Inspections by EPA and the Massachusetts Department of Environmental Protection (DEP) and the plant's own reports document equipment failures, operator errors, chemical feed problems and chronic bypassing of treatment equipment at the plant. This has led to excessive discharges of sewage solids, bacteria, ammonia and chlorine into the river, which flows to the Matfield River which downstream becomes the Taunton River.
The discharges had the potential to cause significant aquatic ecosystem system damage and public health problems in the river, especially during the dry season when water levels in the river are lower.
"This order lays out a clear and reasonable path for the city to improve the facility's performance so Brockton-area residents can get the environmental protection they deserve," said Robert W. Varney, regional administrator of EPA's New England Office. "The city has already begun setting aside money for sewer and treatment upgrades and this order will help ensure that these improvements are realized."

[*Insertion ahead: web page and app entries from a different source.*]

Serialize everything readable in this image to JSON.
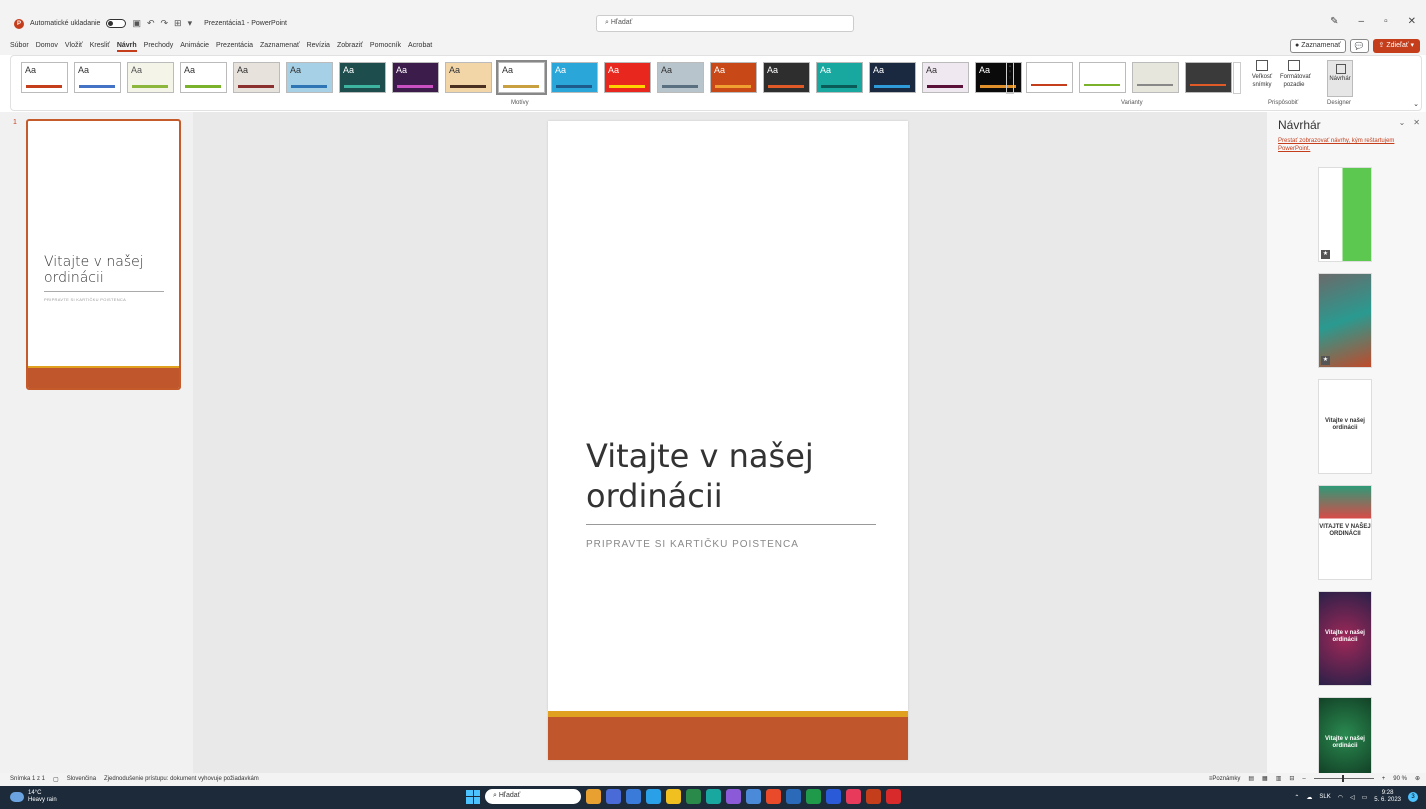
{
  "titlebar": {
    "autosave_label": "Automatické ukladanie",
    "doc_title": "Prezentácia1 - PowerPoint",
    "search_placeholder": "Hľadať"
  },
  "menu": {
    "items": [
      "Súbor",
      "Domov",
      "Vložiť",
      "Kresliť",
      "Návrh",
      "Prechody",
      "Animácie",
      "Prezentácia",
      "Zaznamenať",
      "Revízia",
      "Zobraziť",
      "Pomocník",
      "Acrobat"
    ],
    "active": "Návrh",
    "record_label": "Zaznamenať",
    "share_label": "Zdieľať"
  },
  "ribbon": {
    "themes_group_label": "Motívy",
    "variants_group_label": "Varianty",
    "customize_group_label": "Prispôsobiť",
    "designer_group_label": "Designer",
    "slide_size_label": "Veľkosť snímky",
    "format_bg_label": "Formátovať pozadie",
    "designer_button_label": "Návrhár",
    "theme_text": "Aa",
    "themes": [
      {
        "bg": "#ffffff",
        "accent": "#c43e1c",
        "text": "#333333"
      },
      {
        "bg": "#ffffff",
        "accent": "#4472c4",
        "text": "#333333"
      },
      {
        "bg": "#f4f4e8",
        "accent": "#8cb63c",
        "text": "#555555"
      },
      {
        "bg": "#ffffff",
        "accent": "#7ab32b",
        "text": "#333333"
      },
      {
        "bg": "#e8e2dc",
        "accent": "#8c2f2f",
        "text": "#333333"
      },
      {
        "bg": "#a6d0e6",
        "accent": "#2e75b6",
        "text": "#333333"
      },
      {
        "bg": "#1e4d4d",
        "accent": "#3cb4a0",
        "text": "#ffffff"
      },
      {
        "bg": "#3b1c4a",
        "accent": "#c850c0",
        "text": "#ffffff"
      },
      {
        "bg": "#f2d6a8",
        "accent": "#4a3020",
        "text": "#333333"
      },
      {
        "bg": "#ffffff",
        "accent": "#c8a040",
        "text": "#333333"
      },
      {
        "bg": "#2aa6d8",
        "accent": "#1e5a8c",
        "text": "#ffffff"
      },
      {
        "bg": "#e8281e",
        "accent": "#ffd200",
        "text": "#ffffff"
      },
      {
        "bg": "#b8c4cc",
        "accent": "#5a7080",
        "text": "#333333"
      },
      {
        "bg": "#c84818",
        "accent": "#f0a030",
        "text": "#ffffff"
      },
      {
        "bg": "#2e2e2e",
        "accent": "#e05a28",
        "text": "#ffffff"
      },
      {
        "bg": "#18a8a0",
        "accent": "#0a5a58",
        "text": "#ffffff"
      },
      {
        "bg": "#1a2840",
        "accent": "#2e9ad8",
        "text": "#ffffff"
      },
      {
        "bg": "#f0e8f0",
        "accent": "#5a1038",
        "text": "#333333"
      },
      {
        "bg": "#0a0a0a",
        "accent": "#e0902a",
        "text": "#ffffff"
      }
    ],
    "variants": [
      {
        "bg": "#ffffff",
        "accent": "#c43e1c"
      },
      {
        "bg": "#ffffff",
        "accent": "#7ab32b"
      },
      {
        "bg": "#e6e6dc",
        "accent": "#888888"
      },
      {
        "bg": "#3a3a3a",
        "accent": "#e05a28"
      }
    ]
  },
  "thumbnails": {
    "number": "1",
    "title": "Vitajte v našej ordinácii",
    "subtitle": "PRIPRAVTE SI KARTIČKU POISTENCA"
  },
  "slide": {
    "title": "Vitajte v našej ordinácii",
    "subtitle": "PRIPRAVTE SI KARTIČKU POISTENCA",
    "accent1": "#e0a020",
    "accent2": "#c0562b"
  },
  "designer": {
    "title": "Návrhár",
    "stop_link": "Prestať zobrazovať návrhy, kým reštartujem PowerPoint.",
    "cards": [
      {
        "text": "",
        "bg": "linear-gradient(90deg,#ffffff 45%,#5cc850 45%)"
      },
      {
        "text": "",
        "bg": "linear-gradient(160deg,#6a6a6a,#2a9a90 50%,#c04a2a)"
      },
      {
        "text": "Vitajte v našej ordinácii",
        "bg": "#ffffff"
      },
      {
        "text": "VITAJTE V NAŠEJ ORDINÁCII",
        "bg": "linear-gradient(180deg,#2e9a78 0%,#d84a48 35%,#ffffff 35%)"
      },
      {
        "text": "Vitajte v našej ordinácii",
        "bg": "radial-gradient(circle,#a02858,#2a2048)"
      },
      {
        "text": "Vitajte v našej ordinácii",
        "bg": "radial-gradient(circle at 50% 40%,#2a8a50,#0a2818)"
      }
    ]
  },
  "statusbar": {
    "slide_count": "Snímka 1 z 1",
    "language": "Slovenčina",
    "accessibility": "Zjednodušenie prístupu: dokument vyhovuje požiadavkám",
    "notes_label": "Poznámky",
    "zoom": "90 %"
  },
  "taskbar": {
    "temp": "14°C",
    "weather": "Heavy rain",
    "search_placeholder": "Hľadať",
    "lang": "SLK",
    "time": "9:28",
    "date": "5. 6. 2023",
    "notif_count": "3",
    "apps": [
      "#e8a030",
      "#4a6ad8",
      "#3a7ad8",
      "#2aa0e8",
      "#f0c020",
      "#2a8a4a",
      "#18a8a0",
      "#8a5ad8",
      "#4a8ad8",
      "#e84a2a",
      "#2a6ab8",
      "#1e9a4a",
      "#2a5ad8",
      "#e83a5a",
      "#c43e1c",
      "#d82a2a"
    ]
  }
}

Under the terms of the administrative order issued by EPA, the city must carry out a number of projects over the next four years to improve its wastewater treatment plant and sewage collection system. The projects range from replacement of aging equipment and odor control improvements to a significant upgrade of the treatment system to better remove ammonia from the plant's discharges. The order also requires the city to begin planning and design for longer-term projects necessary to upgrade its treatment plant and collection system. The dates for completion of these longer term projects will be the subject of further negotiations among EPA, DEP and the city followed by appropriate action by the agencies.